Exercise details:
Report each line from the data below that holds the word "Program".

Supplied information:
*** Block opens ***
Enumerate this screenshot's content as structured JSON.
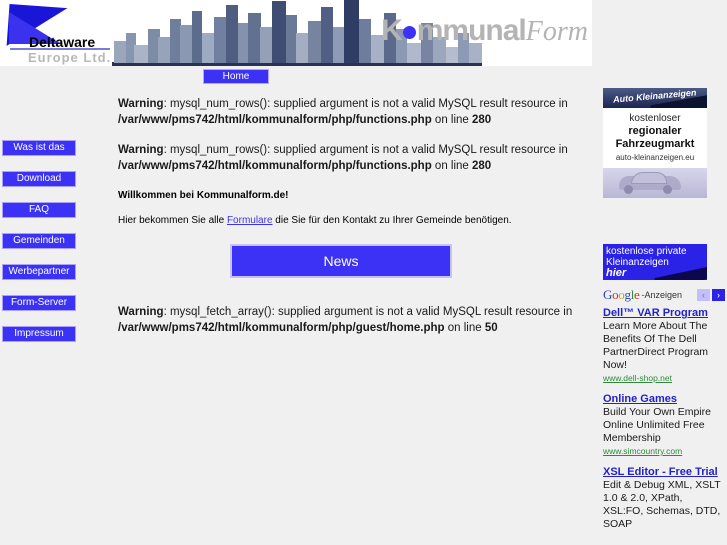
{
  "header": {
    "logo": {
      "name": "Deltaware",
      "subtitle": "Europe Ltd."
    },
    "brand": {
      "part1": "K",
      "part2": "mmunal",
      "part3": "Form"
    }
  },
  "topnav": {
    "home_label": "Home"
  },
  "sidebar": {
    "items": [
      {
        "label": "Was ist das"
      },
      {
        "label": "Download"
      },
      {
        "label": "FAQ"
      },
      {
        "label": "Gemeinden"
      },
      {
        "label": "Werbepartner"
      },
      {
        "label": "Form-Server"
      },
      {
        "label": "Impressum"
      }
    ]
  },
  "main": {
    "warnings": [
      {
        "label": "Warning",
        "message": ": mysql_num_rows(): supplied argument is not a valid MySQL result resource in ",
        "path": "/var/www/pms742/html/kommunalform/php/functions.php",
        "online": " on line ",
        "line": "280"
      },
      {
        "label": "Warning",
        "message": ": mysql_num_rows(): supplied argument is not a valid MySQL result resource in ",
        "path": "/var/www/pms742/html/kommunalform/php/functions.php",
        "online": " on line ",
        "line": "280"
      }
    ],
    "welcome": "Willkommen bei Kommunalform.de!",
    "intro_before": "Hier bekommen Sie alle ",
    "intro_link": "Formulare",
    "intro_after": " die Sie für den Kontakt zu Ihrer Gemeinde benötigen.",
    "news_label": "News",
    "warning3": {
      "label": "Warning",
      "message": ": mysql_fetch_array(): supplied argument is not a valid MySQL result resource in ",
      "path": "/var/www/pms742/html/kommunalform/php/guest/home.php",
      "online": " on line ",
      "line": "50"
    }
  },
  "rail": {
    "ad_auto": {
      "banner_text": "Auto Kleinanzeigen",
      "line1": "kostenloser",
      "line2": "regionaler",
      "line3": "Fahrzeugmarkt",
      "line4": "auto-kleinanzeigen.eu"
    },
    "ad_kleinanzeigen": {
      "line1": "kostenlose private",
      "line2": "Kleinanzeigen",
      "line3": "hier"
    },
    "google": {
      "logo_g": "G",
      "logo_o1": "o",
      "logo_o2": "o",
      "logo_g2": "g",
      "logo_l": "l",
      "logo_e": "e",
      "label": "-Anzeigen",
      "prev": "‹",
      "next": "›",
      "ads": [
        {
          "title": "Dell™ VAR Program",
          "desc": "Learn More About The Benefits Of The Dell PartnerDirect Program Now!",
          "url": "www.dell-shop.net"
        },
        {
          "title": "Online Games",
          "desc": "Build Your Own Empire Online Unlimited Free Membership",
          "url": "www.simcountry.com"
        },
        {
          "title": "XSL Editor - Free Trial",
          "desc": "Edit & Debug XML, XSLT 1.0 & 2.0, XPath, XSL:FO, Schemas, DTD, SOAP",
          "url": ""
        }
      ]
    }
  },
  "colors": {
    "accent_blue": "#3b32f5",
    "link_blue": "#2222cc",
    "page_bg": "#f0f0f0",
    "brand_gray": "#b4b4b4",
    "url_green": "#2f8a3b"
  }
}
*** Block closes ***
Exercise response:
          "title": "Dell™ VAR Program",
          "desc": "Learn More About The Benefits Of The Dell PartnerDirect Program Now!",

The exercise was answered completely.